The use of the third-person plural pronoun “they” in reference to a single individual has always stuck in my craw. Saying “he or she” isn’t so hard, and has the virtue of grammatical correctness. Anyway, that’s what I thought, until I bothered to look up the use/misuse of the word in this context.
If the precedent of historical usage counts for anything — and it counts for quite a lot, where words are concerned — I have to give this one up: since at least the 13th century, people have been using “they” when they mean “he or she” but either don’t know the sexual specificity or don’t want to waste breath communicating it. I may be lexicologically cantankerous, but this isn’t the wild west and I’m no cowboy: if the law says “they” works, then “they” works. Let it go.
At least, that’s what I figured, until it struck me that saying “he or she” has the virtue, beyond simply being grammatically squeaky-clean, of

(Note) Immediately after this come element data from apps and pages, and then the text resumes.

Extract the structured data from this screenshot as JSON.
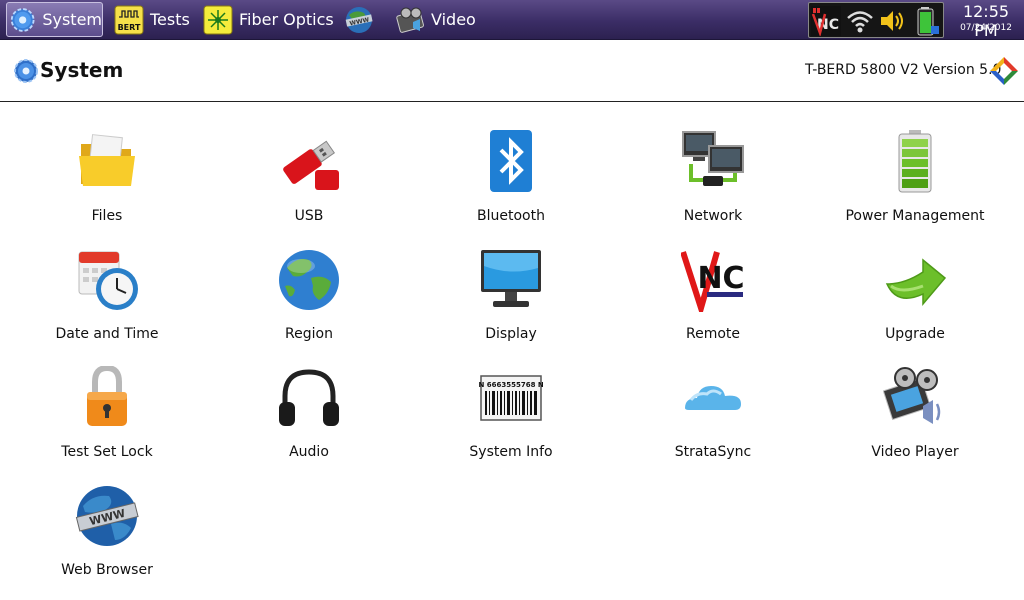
{
  "taskbar": {
    "tabs": [
      {
        "label": "System",
        "icon": "gear-icon",
        "active": true
      },
      {
        "label": "Tests",
        "icon": "bert-icon",
        "active": false
      },
      {
        "label": "Fiber Optics",
        "icon": "fiber-optics-icon",
        "active": false
      },
      {
        "label": "",
        "icon": "www-globe-icon",
        "active": false
      },
      {
        "label": "Video",
        "icon": "video-icon",
        "active": false
      }
    ],
    "bert_badge": "BERT",
    "tray_icons": [
      "remote-vnc-icon",
      "wifi-icon",
      "speaker-icon",
      "battery-icon"
    ],
    "vnc_text": "NC",
    "clock": {
      "time": "12:55 PM",
      "date": "07/24/2012"
    }
  },
  "header": {
    "title": "System",
    "version": "T-BERD 5800 V2 Version 5.0"
  },
  "apps": [
    {
      "label": "Files",
      "icon": "folder-icon"
    },
    {
      "label": "USB",
      "icon": "usb-icon"
    },
    {
      "label": "Bluetooth",
      "icon": "bluetooth-icon"
    },
    {
      "label": "Network",
      "icon": "network-icon"
    },
    {
      "label": "Power Management",
      "icon": "battery-icon"
    },
    {
      "label": "Date and Time",
      "icon": "calendar-clock-icon"
    },
    {
      "label": "Region",
      "icon": "globe-icon"
    },
    {
      "label": "Display",
      "icon": "monitor-icon"
    },
    {
      "label": "Remote",
      "icon": "vnc-icon"
    },
    {
      "label": "Upgrade",
      "icon": "upgrade-arrow-icon"
    },
    {
      "label": "Test Set Lock",
      "icon": "lock-icon"
    },
    {
      "label": "Audio",
      "icon": "headphones-icon"
    },
    {
      "label": "System Info",
      "icon": "barcode-icon"
    },
    {
      "label": "StrataSync",
      "icon": "cloud-icon"
    },
    {
      "label": "Video Player",
      "icon": "film-reel-icon"
    },
    {
      "label": "Web Browser",
      "icon": "www-globe-icon"
    }
  ],
  "system_info_barcode_text": "SN 6663555768 NT",
  "colors": {
    "taskbar": "#3b2d66",
    "accent_green": "#6cbf2a",
    "usb_red": "#d9141b"
  }
}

rubbing the noses in gently communicating to a modern “woke” audience the truth that there really are only boys and girls, men and women. I’m willing to spend a couple of extra syllables to drive that point home, even in contexts where it’s completely beside the point and of no interest to anyone but me. So, even though I could use “they” to mean “he or she,” and do so feeling completely exonerated by its rich and ancient pedigree, I’m not going to, because we live in an era when people need to be reminded of even the simplest and most obvious truths, lest they be seduced by farcical tales of gender abundance and start inventing idiotic pronouns for themselves.
Now get off my lawn.Published in